Each entry is to be given again word for word; images are dropped.

App and web page records

Start of Block

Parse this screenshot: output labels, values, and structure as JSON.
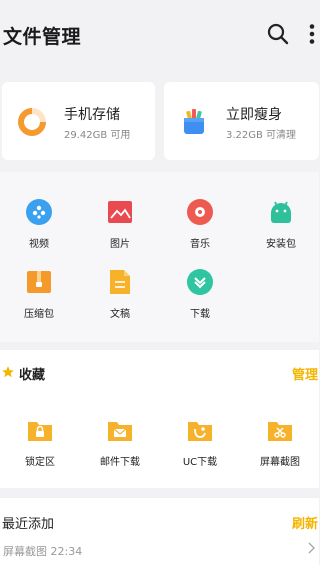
{
  "header": {
    "title": "文件管理",
    "search_icon": "search-icon",
    "more_icon": "more-vertical-icon"
  },
  "storage_cards": [
    {
      "title": "手机存储",
      "subtitle": "29.42GB 可用",
      "icon": "storage-ring-icon"
    },
    {
      "title": "立即瘦身",
      "subtitle": "3.22GB 可清理",
      "icon": "cleanup-icon"
    }
  ],
  "categories": [
    {
      "label": "视频",
      "icon": "video-icon"
    },
    {
      "label": "图片",
      "icon": "image-icon"
    },
    {
      "label": "音乐",
      "icon": "music-icon"
    },
    {
      "label": "安装包",
      "icon": "android-package-icon"
    },
    {
      "label": "压缩包",
      "icon": "archive-icon"
    },
    {
      "label": "文稿",
      "icon": "document-icon"
    },
    {
      "label": "下载",
      "icon": "download-icon"
    }
  ],
  "favorites": {
    "title": "收藏",
    "action": "管理",
    "items": [
      {
        "label": "锁定区",
        "icon": "lock-folder-icon"
      },
      {
        "label": "邮件下载",
        "icon": "mail-folder-icon"
      },
      {
        "label": "UC下载",
        "icon": "uc-folder-icon"
      },
      {
        "label": "屏幕截图",
        "icon": "screenshot-folder-icon"
      }
    ]
  },
  "recent": {
    "title": "最近添加",
    "action": "刷新",
    "item": "屏幕截图  22:34"
  },
  "colors": {
    "accent": "#f5b400",
    "background": "#f2f2f5"
  }
}
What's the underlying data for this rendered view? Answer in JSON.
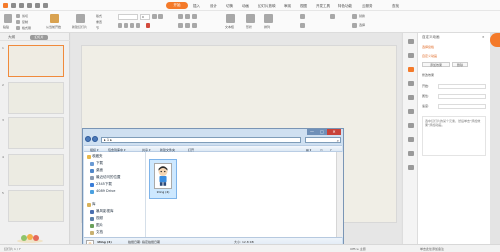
{
  "menubar": {
    "items": [
      "开始",
      "插入",
      "设计",
      "切换",
      "动画",
      "幻灯片放映",
      "审阅",
      "视图",
      "开发工具",
      "特色功能",
      "云服务",
      "查找"
    ],
    "active_index": 0
  },
  "toolbar": {
    "paste": "粘贴",
    "cut": "剪切",
    "copy": "复制",
    "format_painter": "格式刷",
    "from_current": "从当前开始",
    "new_slide": "新建幻灯片",
    "layout": "版式",
    "reset": "重置",
    "section": "节",
    "font_size": "0",
    "text_box": "文本框",
    "shapes": "形状",
    "arrange": "排列",
    "replace": "替换",
    "select": "选择"
  },
  "slide_panel": {
    "tab_outline": "大纲",
    "tab_slides": "幻灯片",
    "thumbs": [
      "1",
      "2",
      "3",
      "4",
      "5",
      "6",
      "7"
    ]
  },
  "anim_panel": {
    "header": "自定义动画",
    "select_pane": "选择窗格",
    "custom_anim": "自定义动画",
    "add_effect": "添加效果",
    "remove": "删除",
    "modify": "修改效果",
    "start": "开始:",
    "property": "属性:",
    "speed": "速度:",
    "hint": "选中幻灯片的某个元素，然后单击\"添加效果\"添加动画。"
  },
  "explorer": {
    "address": "▸ 1 ▸",
    "controls": [
      "—",
      "□",
      "✕"
    ],
    "commands": [
      "组织 ▾",
      "包含到库中 ▾",
      "共享 ▾",
      "新建文件夹",
      "打开"
    ],
    "nav": {
      "favorites": "收藏夹",
      "fav_items": [
        "下载",
        "桌面",
        "最近访问的位置",
        "2345下载",
        "4089 Drive"
      ],
      "libraries": "库",
      "lib_items": [
        "暴风影视库",
        "视频",
        "图片",
        "文档"
      ]
    },
    "file": {
      "name": "1ting (4)"
    },
    "details": {
      "name": "1ting (4)",
      "type": "PNG 图像",
      "date_label": "拍摄日期: 指定拍摄日期",
      "dims_label": "分辨率: 1024 × 1297",
      "size_label": "大小: 12.8 KB"
    }
  },
  "statusbar": {
    "slide_info": "幻灯片 1 / 7",
    "theme": "Office 主题",
    "notes": "单击此处添加备注"
  },
  "colors": {
    "accent": "#f47a2a",
    "explorer_frame": "#cfe0f1"
  }
}
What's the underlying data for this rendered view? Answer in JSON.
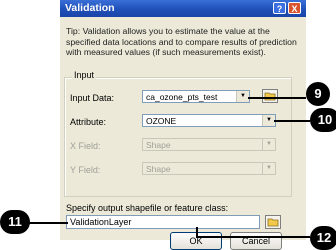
{
  "window": {
    "title": "Validation",
    "help_label": "?",
    "close_label": "X",
    "tip": "Tip: Validation allows you to estimate the value at the specified data locations and to compare results of prediction with measured values (if such measurements exist)."
  },
  "input_group": {
    "label": "Input",
    "input_data": {
      "label": "Input Data:",
      "value": "ca_ozone_pts_test"
    },
    "attribute": {
      "label": "Attribute:",
      "value": "OZONE"
    },
    "x_field": {
      "label": "X Field:",
      "value": "Shape"
    },
    "y_field": {
      "label": "Y Field:",
      "value": "Shape"
    }
  },
  "output": {
    "label": "Specify output shapefile or feature class:",
    "value": "ValidationLayer"
  },
  "buttons": {
    "ok": "OK",
    "cancel": "Cancel"
  },
  "callouts": {
    "c9": "9",
    "c10": "10",
    "c11": "11",
    "c12": "12"
  }
}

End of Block

Answer to the problem:
Parse this screenshot: output labels, values, and structure as JSON.
{
  "header": {
    "title": "文件管理",
    "search_icon": "search-icon",
    "more_icon": "more-vertical-icon"
  },
  "storage_cards": [
    {
      "title": "手机存储",
      "subtitle": "29.42GB 可用",
      "icon": "storage-ring-icon"
    },
    {
      "title": "立即瘦身",
      "subtitle": "3.22GB 可清理",
      "icon": "cleanup-icon"
    }
  ],
  "categories": [
    {
      "label": "视频",
      "icon": "video-icon"
    },
    {
      "label": "图片",
      "icon": "image-icon"
    },
    {
      "label": "音乐",
      "icon": "music-icon"
    },
    {
      "label": "安装包",
      "icon": "android-package-icon"
    },
    {
      "label": "压缩包",
      "icon": "archive-icon"
    },
    {
      "label": "文稿",
      "icon": "document-icon"
    },
    {
      "label": "下载",
      "icon": "download-icon"
    }
  ],
  "favorites": {
    "title": "收藏",
    "action": "管理",
    "items": [
      {
        "label": "锁定区",
        "icon": "lock-folder-icon"
      },
      {
        "label": "邮件下载",
        "icon": "mail-folder-icon"
      },
      {
        "label": "UC下载",
        "icon": "uc-folder-icon"
      },
      {
        "label": "屏幕截图",
        "icon": "screenshot-folder-icon"
      }
    ]
  },
  "recent": {
    "title": "最近添加",
    "action": "刷新",
    "item": "屏幕截图  22:34"
  },
  "colors": {
    "accent": "#f5b400",
    "background": "#f2f2f5"
  }
}
What's the underlying data for this rendered view? Answer in JSON.
{
  "menubar": {
    "items": [
      "开始",
      "插入",
      "设计",
      "切换",
      "动画",
      "幻灯片放映",
      "审阅",
      "视图",
      "开发工具",
      "特色功能",
      "云服务",
      "查找"
    ],
    "active_index": 0
  },
  "toolbar": {
    "paste": "粘贴",
    "cut": "剪切",
    "copy": "复制",
    "format_painter": "格式刷",
    "from_current": "从当前开始",
    "new_slide": "新建幻灯片",
    "layout": "版式",
    "reset": "重置",
    "section": "节",
    "font_size": "0",
    "text_box": "文本框",
    "shapes": "形状",
    "arrange": "排列",
    "replace": "替换",
    "select": "选择"
  },
  "slide_panel": {
    "tab_outline": "大纲",
    "tab_slides": "幻灯片",
    "thumbs": [
      "1",
      "2",
      "3",
      "4",
      "5",
      "6",
      "7"
    ]
  },
  "anim_panel": {
    "header": "自定义动画",
    "select_pane": "选择窗格",
    "custom_anim": "自定义动画",
    "add_effect": "添加效果",
    "remove": "删除",
    "modify": "修改效果",
    "start": "开始:",
    "property": "属性:",
    "speed": "速度:",
    "hint": "选中幻灯片的某个元素，然后单击\"添加效果\"添加动画。"
  },
  "explorer": {
    "address": "▸ 1 ▸",
    "controls": [
      "—",
      "□",
      "✕"
    ],
    "commands": [
      "组织 ▾",
      "包含到库中 ▾",
      "共享 ▾",
      "新建文件夹",
      "打开"
    ],
    "nav": {
      "favorites": "收藏夹",
      "fav_items": [
        "下载",
        "桌面",
        "最近访问的位置",
        "2345下载",
        "4089 Drive"
      ],
      "libraries": "库",
      "lib_items": [
        "暴风影视库",
        "视频",
        "图片",
        "文档"
      ]
    },
    "file": {
      "name": "1ting (4)"
    },
    "details": {
      "name": "1ting (4)",
      "type": "PNG 图像",
      "date_label": "拍摄日期: 指定拍摄日期",
      "dims_label": "分辨率: 1024 × 1297",
      "size_label": "大小: 12.8 KB"
    }
  },
  "statusbar": {
    "slide_info": "幻灯片 1 / 7",
    "theme": "Office 主题",
    "notes": "单击此处添加备注"
  },
  "colors": {
    "accent": "#f47a2a",
    "explorer_frame": "#cfe0f1"
  }
}
What's the underlying data for this rendered view? Answer in JSON.
{
  "window": {
    "title": "Validation",
    "help_label": "?",
    "close_label": "X",
    "tip": "Tip: Validation allows you to estimate the value at the specified data locations and to compare results of prediction with measured values (if such measurements exist)."
  },
  "input_group": {
    "label": "Input",
    "input_data": {
      "label": "Input Data:",
      "value": "ca_ozone_pts_test"
    },
    "attribute": {
      "label": "Attribute:",
      "value": "OZONE"
    },
    "x_field": {
      "label": "X Field:",
      "value": "Shape"
    },
    "y_field": {
      "label": "Y Field:",
      "value": "Shape"
    }
  },
  "output": {
    "label": "Specify output shapefile or feature class:",
    "value": "ValidationLayer"
  },
  "buttons": {
    "ok": "OK",
    "cancel": "Cancel"
  },
  "callouts": {
    "c9": "9",
    "c10": "10",
    "c11": "11",
    "c12": "12"
  }
}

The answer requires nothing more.